For the first time in her life, my eight-year-old daughter is finally able to be her true self. She loves dresses, the color pink, and rocking purses with pizzazz. These may seem like normal things, but for my daughter, being able to showcase her identity publicly this way is brand-new.
My daughter is transgender.
You may recall from an earlier article I wrote that we initially used the term “gender variant” when describing my child’s identity. You see, this has been a journey, and it hasn’t always been easy. When Emery first started displaying “feminine” traits, I’ll admit, I was a little uncomfortable. I’ve had to work hard to retrain my brain and undo the stereotypes and damaging notions society and the media have hammered into me. And while I was still working that out, labeling Emery’s identity as gender variance was a way to swallow what was happening with my child. But this isn’t gender variance.
Janet Mock says that defining what it means to be transgender as “trapped in the wrong body” is victimizing and puts transgender folks in a position to be pitied. I agree, but I use this phrase because it’s how Emery has described her experience for years. She’s told me that she has felt like she’s a girl inside, or rather, in her heart.
But I think it’s important to discern that just because she has felt trapped, that doesn’t mean she thinks of herself as a victim. She is unapologetically herself and refuses to let anyone put her in a box. When she talks about Happy meals at McDonald’s, she says she would like a “girl” toy, air quotations and all. Her comprehension of silly gender roles is so mature for such a young age. She’s going to be an amazing advocate for the cause one day, and I’m excited to see her progress.
My own progress in this journey has been significant as well. When we were using the term “gender variant,” Emery was allowed to dress as she wanted at home, but in public, she otherwise presented as a boy. She wore boy clothes to school and was referred to with male pronouns. Emery has always been a happy child, but I could see the effects this caused. Pretending to be someone she wasn’t was draining her of her full potential. As soon as she got home, the clothes would immediately come off and it was back to dress-up.
When I found out that Emery had been bullied daily — and considering the high trans suicide attempt rate — I knew something had to change, and I set to work.
First, I reached out to Emery’s school district and set up a meeting. While I was apprehensive at first, the supportive staff quickly reassured me. I was told that some of the staff had already been to a diversity training, and that they’d refer to Emery as “she” from here on out. She would have access to the counselor any time she needed it, and no one would know a thing about Emery’s identity unless she wanted it made known.
They said it would perhaps be best if she used the staff bathroom versus the girls’ or boys’ bathroom, and I agree this is a fine solution … for now. I do worry how we’ll handle this as Emery hits puberty, and how gym class will be dealt with. But we’ll cross that bridge when we get there.

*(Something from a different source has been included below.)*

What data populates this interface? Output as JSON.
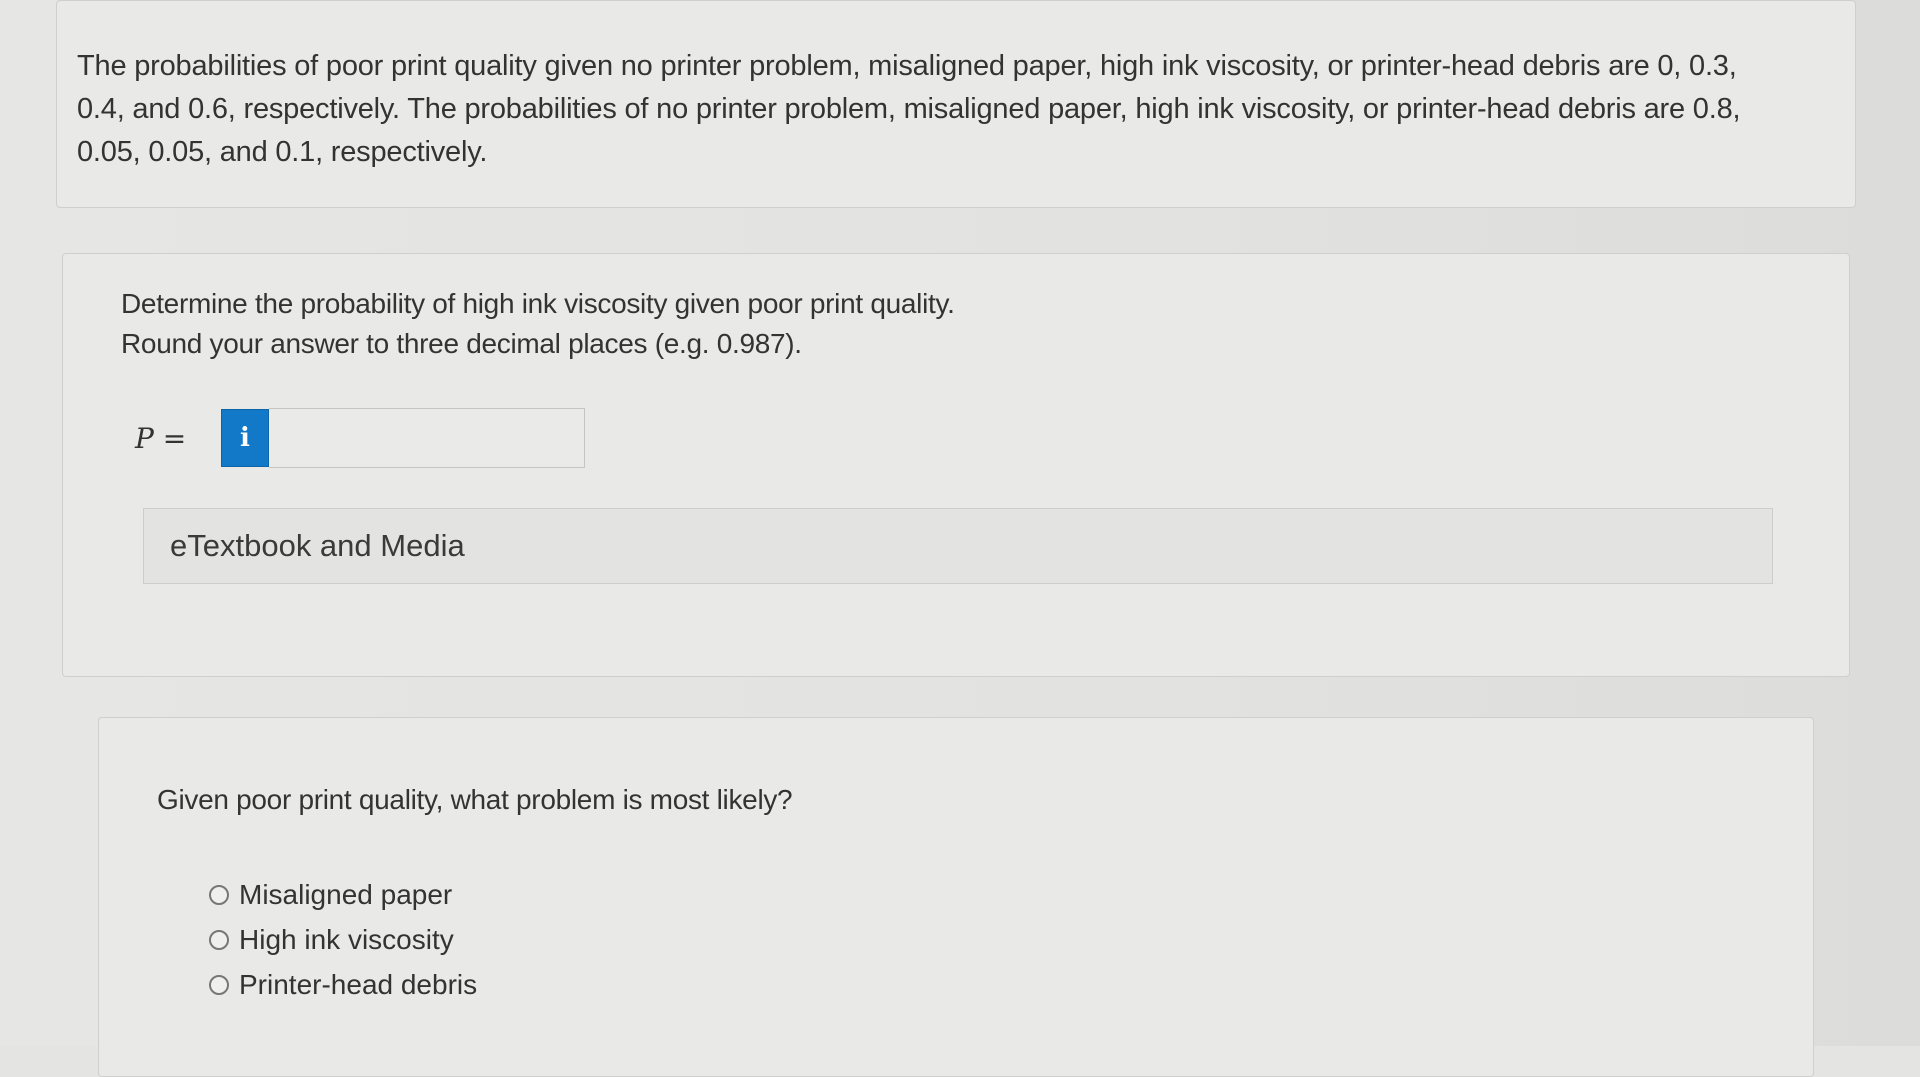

We started meeting with a counselor on a regular basis to help Emery develop tactics for combatting bullying. She’s opened up to me much more and lets me in on her feelings, where before she was guarded over them.
We watch I Am Jazz on TLC every week together, and this show about the life of a transgender girl is so helpful — not just for me, but for her as well. Since we don’t know any other transgender youth in our area, it’s important for Emery to see herself represented in the media. It helps bolster her identity and allows her to relate to someone like her, which she can really do with Jazz. The media has a huge impact on the way society perceives identity, and providing accurate representations of trans folk will help us achieve more widespread acceptance.
While the media seems to be doing a better job of this, there’s still work to be done. Trans youth, people of color, and those who don’t fit the beauty standard established by our cis-centric society are noticeably lacking in the media.
The movie About Ray will be released this year and tells the story of a transgender teenager, but Ray is played by Elle Fanning, a cis white actress. The film Stonewall has been gaining momentum, but again, the actor playing the lead character who started it all is a cis white male. This doesn’t accurately depict the diverse group that’s credited with starting the revolution, with numerous trans women and people of color at the forefront.
And while I’m happy for Caitlyn Jenner and applaud her bravery for finally transitioning to the person she always was inside, it’s important to note that her story isn’t typical. Money, fame, race, and a socially acceptable level of attractiveness made this transition easier for her than for everyday trans people who may not have the money for a sex change or beauty products, or who don’t necessarily fit the beauty standards society mandates.
I’m glad we’re finally hearing more about LGBT lives, but enough with the whitewashing and ciswashing, OK, Hollywood?
When Emery’s school started this year, I was a ball of nerves the entire day. She was fitted in a fun black dress with sparkly flats and was eager to go public for the first time ever. When I finally got home from work that day, I was greeted with only enthusiasm and positivity. The kids were much more receptive than they were last year, and I think a lot of it has to do with the way Emery is now presenting herself.
As we continue to discuss these issues in the media and as society grows more accepting, it will be easier for more children (and adults) to feel like they can live their true, authentic selves. While we will certainly face hitches as Emery gets older, she’s truly happy now, and that is worth it all for me.